Instructions for the task ▸
The records appear below. Set down exactly each line from the one that contains "Transcribe this image's" through the last, both included.

(Extracted records)
=== Begin Enclosure ===

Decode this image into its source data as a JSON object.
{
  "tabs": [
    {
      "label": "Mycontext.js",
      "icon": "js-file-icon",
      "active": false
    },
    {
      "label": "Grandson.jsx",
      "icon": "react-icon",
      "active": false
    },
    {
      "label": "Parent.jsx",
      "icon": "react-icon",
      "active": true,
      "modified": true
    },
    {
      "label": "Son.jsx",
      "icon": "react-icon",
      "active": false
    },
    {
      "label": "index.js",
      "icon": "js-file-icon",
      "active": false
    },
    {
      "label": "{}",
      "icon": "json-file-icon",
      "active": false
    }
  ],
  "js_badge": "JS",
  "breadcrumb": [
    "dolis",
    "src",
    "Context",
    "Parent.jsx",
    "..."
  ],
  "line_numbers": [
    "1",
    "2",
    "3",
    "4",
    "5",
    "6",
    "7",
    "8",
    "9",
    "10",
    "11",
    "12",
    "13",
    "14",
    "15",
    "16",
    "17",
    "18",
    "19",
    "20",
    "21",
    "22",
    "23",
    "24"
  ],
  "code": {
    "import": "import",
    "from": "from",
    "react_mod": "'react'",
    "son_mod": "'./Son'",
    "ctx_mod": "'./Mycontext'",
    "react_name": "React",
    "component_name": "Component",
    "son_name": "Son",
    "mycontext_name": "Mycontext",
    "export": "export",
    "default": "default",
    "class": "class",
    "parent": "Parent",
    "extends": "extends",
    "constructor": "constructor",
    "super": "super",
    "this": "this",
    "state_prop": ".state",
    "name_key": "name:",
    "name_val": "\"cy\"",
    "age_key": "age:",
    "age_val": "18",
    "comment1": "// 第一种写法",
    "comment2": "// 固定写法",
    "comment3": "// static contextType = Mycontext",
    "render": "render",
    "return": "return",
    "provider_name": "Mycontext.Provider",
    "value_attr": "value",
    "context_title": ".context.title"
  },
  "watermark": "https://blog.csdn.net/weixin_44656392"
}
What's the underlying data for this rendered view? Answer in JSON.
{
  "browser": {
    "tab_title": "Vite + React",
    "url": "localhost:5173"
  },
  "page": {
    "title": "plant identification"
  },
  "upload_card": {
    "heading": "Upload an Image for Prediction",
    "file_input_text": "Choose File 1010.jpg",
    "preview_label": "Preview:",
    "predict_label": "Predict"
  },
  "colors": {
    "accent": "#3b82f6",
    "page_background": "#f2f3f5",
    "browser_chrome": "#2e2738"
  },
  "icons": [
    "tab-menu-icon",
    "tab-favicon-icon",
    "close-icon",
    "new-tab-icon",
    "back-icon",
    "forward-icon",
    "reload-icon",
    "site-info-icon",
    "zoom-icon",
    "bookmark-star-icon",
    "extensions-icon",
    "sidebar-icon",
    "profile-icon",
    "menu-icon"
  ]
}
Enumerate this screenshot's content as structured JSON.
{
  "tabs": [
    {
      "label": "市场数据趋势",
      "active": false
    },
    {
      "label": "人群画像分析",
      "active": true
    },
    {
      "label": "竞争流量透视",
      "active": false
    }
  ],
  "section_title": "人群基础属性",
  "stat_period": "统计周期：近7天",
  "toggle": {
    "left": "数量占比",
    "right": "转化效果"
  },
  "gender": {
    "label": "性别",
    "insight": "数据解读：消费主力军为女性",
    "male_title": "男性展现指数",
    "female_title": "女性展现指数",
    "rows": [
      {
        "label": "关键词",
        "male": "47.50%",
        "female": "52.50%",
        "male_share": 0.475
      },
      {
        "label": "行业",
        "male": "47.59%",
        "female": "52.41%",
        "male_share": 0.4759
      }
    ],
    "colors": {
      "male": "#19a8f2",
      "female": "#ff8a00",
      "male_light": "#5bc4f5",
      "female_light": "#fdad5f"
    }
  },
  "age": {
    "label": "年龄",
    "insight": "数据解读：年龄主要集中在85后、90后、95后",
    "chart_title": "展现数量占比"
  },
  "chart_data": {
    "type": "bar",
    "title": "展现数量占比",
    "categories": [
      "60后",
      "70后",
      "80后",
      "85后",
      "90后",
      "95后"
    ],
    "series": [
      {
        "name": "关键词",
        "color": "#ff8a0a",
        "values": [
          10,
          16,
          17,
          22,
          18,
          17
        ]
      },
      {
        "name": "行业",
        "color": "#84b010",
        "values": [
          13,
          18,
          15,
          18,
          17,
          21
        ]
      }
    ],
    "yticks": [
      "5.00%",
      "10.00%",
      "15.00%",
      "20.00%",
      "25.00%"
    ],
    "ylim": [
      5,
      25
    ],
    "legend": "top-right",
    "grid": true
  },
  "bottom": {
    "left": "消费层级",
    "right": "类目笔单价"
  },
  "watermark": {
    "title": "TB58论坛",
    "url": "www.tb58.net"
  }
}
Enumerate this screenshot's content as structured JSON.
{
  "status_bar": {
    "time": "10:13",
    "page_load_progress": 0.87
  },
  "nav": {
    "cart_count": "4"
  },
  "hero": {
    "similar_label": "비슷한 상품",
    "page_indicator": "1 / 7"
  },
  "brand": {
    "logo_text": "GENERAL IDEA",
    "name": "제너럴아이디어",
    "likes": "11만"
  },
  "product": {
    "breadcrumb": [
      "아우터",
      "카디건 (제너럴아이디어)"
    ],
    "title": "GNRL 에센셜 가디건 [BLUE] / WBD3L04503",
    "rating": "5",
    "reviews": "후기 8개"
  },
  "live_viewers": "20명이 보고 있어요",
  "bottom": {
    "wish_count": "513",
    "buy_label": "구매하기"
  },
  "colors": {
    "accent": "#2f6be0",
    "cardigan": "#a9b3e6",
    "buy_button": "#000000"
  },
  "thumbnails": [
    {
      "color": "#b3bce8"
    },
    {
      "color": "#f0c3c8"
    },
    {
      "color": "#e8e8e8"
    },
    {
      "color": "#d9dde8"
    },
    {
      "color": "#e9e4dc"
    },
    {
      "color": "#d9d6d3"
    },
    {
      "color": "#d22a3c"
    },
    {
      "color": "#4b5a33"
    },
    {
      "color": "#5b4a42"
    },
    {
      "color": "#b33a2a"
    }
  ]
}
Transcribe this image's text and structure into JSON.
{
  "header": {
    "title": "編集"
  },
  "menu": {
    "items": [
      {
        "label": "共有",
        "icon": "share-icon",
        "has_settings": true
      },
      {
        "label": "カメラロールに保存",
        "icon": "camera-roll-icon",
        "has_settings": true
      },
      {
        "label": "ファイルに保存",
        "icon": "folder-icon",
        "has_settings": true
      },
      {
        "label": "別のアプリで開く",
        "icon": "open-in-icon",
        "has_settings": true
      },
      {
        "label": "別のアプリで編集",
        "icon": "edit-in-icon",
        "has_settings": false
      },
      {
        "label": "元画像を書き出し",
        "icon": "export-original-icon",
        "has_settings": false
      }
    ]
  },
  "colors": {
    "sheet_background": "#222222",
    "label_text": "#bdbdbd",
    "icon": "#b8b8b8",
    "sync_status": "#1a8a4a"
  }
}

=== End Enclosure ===

Reply to the task ▸
Transcribe this image's text and structure into JSON.
{
  "header": {
    "title": "編集"
  },
  "menu": {
    "items": [
      {
        "label": "共有",
        "icon": "share-icon",
        "has_settings": true
      },
      {
        "label": "カメラロールに保存",
        "icon": "camera-roll-icon",
        "has_settings": true
      },
      {
        "label": "ファイルに保存",
        "icon": "folder-icon",
        "has_settings": true
      },
      {
        "label": "別のアプリで開く",
        "icon": "open-in-icon",
        "has_settings": true
      },
      {
        "label": "別のアプリで編集",
        "icon": "edit-in-icon",
        "has_settings": false
      },
      {
        "label": "元画像を書き出し",
        "icon": "export-original-icon",
        "has_settings": false
      }
    ]
  },
  "colors": {
    "sheet_background": "#222222",
    "label_text": "#bdbdbd",
    "icon": "#b8b8b8",
    "sync_status": "#1a8a4a"
  }
}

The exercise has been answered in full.